For barrel distortion, when pulling in a very wide amount of information from off axis, light gets distorted based on how extreme of an angle it is coming in at because the lens can't completely correct for how far off the lens axis the light is.
On the widest side, you have things like fisheye lenses which make no attempt to correct this or even utilize it to get a wider angle. This is what gives fisheye lenses their distinct look. On the flip side, higher end wide angle lenses reduce the amount of barrel distortion through larger and more complex optics, but come at a cost of price, size and weight.
It is actually possible to get barrel distortion on just about any focal length, but wide angle generally show it the most prominently as the difficulty in correcting depends entirely on how far off the center axis the light is coming from.
Perspective distortion, on the other hand, can not be addressed by even the highest quality lenses. The reason for perspective distortion is simply that, even when projected perfectly to a rectangle, if a camera is pulling in information from far to the side, it will end up looking a bit funny to us since we are seeing things normally outside our range of vision projected on to a flat surface.
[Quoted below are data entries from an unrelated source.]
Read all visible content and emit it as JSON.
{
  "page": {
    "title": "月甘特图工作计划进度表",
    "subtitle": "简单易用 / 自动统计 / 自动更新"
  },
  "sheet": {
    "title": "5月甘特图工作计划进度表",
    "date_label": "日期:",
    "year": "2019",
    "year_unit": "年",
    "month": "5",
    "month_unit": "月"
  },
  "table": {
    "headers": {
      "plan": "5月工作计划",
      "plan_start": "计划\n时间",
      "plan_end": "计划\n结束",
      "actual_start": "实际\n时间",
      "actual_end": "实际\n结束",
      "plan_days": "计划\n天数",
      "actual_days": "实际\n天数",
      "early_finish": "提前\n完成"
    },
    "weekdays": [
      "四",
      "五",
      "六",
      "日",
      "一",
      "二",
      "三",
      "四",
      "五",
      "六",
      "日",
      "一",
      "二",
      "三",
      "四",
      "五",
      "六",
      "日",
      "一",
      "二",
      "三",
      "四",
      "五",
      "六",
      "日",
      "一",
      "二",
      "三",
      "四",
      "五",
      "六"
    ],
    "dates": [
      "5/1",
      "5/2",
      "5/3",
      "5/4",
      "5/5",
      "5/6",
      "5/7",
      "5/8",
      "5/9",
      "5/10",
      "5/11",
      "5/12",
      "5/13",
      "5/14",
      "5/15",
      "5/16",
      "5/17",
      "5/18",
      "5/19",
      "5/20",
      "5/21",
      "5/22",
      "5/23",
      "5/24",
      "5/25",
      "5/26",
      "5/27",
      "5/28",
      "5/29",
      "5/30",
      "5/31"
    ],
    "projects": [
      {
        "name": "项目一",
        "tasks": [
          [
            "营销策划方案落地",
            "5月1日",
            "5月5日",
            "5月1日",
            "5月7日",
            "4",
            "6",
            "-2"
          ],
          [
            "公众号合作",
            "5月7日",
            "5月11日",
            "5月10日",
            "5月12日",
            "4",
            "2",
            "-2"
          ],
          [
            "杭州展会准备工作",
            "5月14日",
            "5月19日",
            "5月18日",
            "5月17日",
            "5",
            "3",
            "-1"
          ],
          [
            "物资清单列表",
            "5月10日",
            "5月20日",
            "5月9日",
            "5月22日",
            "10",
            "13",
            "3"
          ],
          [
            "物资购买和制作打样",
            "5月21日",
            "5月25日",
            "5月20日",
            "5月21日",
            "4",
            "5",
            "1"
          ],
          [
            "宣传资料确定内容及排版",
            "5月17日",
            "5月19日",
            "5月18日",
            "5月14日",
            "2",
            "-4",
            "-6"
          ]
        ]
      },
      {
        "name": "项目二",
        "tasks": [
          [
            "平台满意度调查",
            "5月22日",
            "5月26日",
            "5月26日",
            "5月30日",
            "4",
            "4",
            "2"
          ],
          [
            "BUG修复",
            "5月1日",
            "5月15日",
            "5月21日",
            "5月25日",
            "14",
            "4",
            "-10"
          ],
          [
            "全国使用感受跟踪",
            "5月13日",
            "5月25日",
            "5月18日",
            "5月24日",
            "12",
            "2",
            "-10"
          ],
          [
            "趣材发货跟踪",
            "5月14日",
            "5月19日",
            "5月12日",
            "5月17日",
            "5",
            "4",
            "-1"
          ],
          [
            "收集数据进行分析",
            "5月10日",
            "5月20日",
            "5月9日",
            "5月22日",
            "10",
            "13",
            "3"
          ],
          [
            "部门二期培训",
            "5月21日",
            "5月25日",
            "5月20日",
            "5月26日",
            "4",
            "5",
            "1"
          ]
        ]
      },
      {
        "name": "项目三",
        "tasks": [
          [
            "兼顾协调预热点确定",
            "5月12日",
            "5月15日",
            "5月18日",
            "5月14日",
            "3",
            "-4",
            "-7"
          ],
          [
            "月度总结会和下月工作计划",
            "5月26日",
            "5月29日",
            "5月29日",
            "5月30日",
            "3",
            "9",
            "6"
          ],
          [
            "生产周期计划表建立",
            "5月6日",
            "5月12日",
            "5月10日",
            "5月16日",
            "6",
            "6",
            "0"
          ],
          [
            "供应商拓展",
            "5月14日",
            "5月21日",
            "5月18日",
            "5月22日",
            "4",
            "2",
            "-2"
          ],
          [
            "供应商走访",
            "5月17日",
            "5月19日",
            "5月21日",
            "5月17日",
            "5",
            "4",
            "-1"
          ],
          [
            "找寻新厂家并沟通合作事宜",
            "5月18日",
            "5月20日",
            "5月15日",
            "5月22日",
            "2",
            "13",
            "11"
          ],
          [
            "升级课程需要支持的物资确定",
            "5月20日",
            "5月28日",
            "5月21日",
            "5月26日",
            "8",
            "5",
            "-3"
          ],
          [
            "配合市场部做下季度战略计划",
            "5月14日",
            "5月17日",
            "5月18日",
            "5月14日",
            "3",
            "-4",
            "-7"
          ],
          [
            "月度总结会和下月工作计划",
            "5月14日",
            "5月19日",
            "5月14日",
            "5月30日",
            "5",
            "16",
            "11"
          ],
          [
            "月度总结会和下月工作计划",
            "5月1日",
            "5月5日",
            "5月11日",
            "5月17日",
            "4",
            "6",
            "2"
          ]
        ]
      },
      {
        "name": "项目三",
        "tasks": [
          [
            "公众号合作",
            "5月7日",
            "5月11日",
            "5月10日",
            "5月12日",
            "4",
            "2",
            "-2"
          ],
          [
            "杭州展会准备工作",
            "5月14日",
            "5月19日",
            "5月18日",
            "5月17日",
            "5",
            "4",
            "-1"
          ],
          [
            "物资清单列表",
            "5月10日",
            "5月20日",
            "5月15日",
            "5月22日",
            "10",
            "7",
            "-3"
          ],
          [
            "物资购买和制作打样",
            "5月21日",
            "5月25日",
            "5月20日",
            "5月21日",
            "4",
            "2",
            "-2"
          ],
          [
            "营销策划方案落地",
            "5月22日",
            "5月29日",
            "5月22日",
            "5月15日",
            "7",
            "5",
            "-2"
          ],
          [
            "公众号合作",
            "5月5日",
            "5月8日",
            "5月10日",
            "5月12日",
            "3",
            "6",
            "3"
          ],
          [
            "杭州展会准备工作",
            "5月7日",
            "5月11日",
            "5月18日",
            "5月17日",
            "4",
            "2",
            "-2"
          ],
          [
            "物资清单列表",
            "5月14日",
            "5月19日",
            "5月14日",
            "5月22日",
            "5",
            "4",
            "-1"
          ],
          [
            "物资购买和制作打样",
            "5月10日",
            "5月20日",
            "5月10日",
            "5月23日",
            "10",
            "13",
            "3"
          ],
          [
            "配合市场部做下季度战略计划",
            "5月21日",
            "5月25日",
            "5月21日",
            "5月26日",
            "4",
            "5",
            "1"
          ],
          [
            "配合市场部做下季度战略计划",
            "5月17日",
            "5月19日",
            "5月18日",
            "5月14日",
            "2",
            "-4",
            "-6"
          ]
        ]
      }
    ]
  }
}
As Stan pointed out, it appears that this is probably primarily perspective distortion since the screen itself is rectangular. There is also a possibility that barrel distortion wasn't properly corrected, but most likely it is just perspective distortion.